Anyway, I liked the neckline pleats on the Kathryn top. I don’t know if I’ll make the dress version but I will definitely make the top. I’ve already cut out my pattern pieces. But before I cut anything, I had my own internal debate – cut or trace the PDF pattern? Cut. Trace. Cut. Trace.
I’m used to tracing Japanese sewing patterns, which you must trace because all the pattern pieces overlap and you can’t cut them out. So my first instinct was to trace them, but then I remembered what Ali, a Bay Area Sewists member said at our meetup – that she always cut them because she could always print it again – the beauty of using PDF patterns. So I posted a photo on Instagram, which you can see here, asking people if they traced or cut. I got many responses – some said they always traced, others said they always cut and one person say “it depends.” After scrutinizing the pattern measurements, I decided to cut because I didn’t think I’d need to make any major adjustments so it would be OK. And if I messed up, I can reprint, right?
I had fun using my rotary cutter (28mm) to cut my knit fabric. The pattern pieces were small enough to fit on my 18 x 24-inch cutting mat (yes, I need a bigger cutting mat). I have a pretty steady hand as long as I’m standing close to the pattern and can see where the blade is going. I cut the pattern without using a straight edge or French curve. Do you use a rotary cutter to cut knit fabric? Do you cut freehand?
The Hey June and Itch to Stitch patterns were really easy to assemble and they each had layered PDFs, which I really appreciate. When a PDF pattern has a layered version, it means that you can turn off all the sizes you don’t need and just print the size(s) that you want. This is really great if you need to grade up or down a size (or two) in certain areas. Each pattern page was numbered with a large number in light gray to make it easy to follow the printing diagrams and assemble the patterns. (You can see the number “22” on pattern piece 3 in the above photo.)

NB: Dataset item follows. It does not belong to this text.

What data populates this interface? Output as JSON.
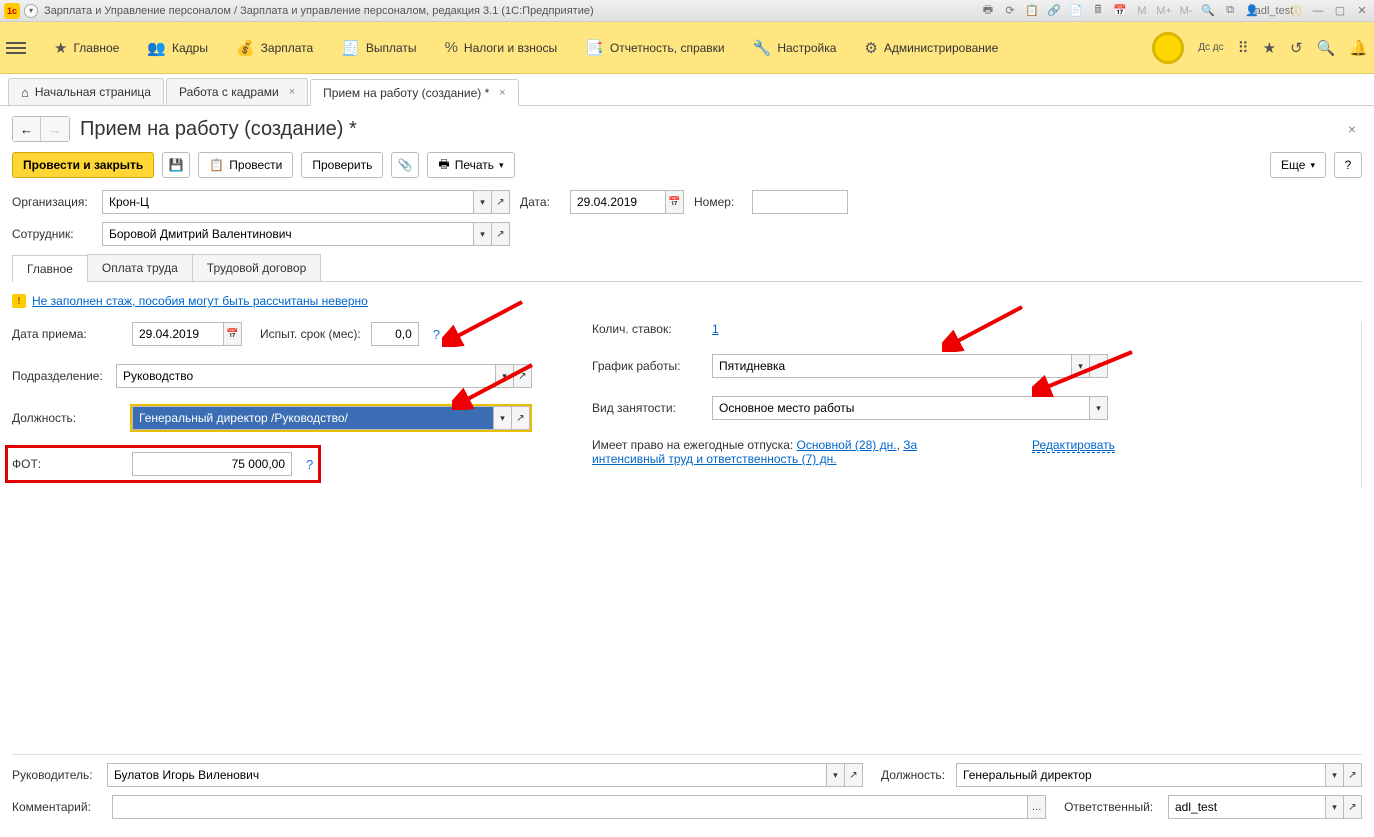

Now I can see the usefulness of the UpCraft Club’s certification. You know that the pattern will be easy to assemble and the instructions will be very clear. If you haven’t used a PDF pattern, you may want to start with one of the patterns carried by the UpCraft Club.
In contrast, the Named PDFs only have the number of the pattern page in small type on the bottom right, which isn’t very useful. There is a diagram of the pattern pages in the instructions but it’s easiest to keep the pages in the order they were printed so you can assemble them sequentially. Also, the PDFs for the patterns I bought are not layered. You have to pick the PDF for your size, two sizes per PDF. I printed the one labeled “44_46” for the Mimosa Culottes and the Lexi top and cut a U.S. size 12 (Euro 44). Other Named patterns do have layered PDFs, just not the ones I bought.
Do you have any favorite PDF patterns? What did you make?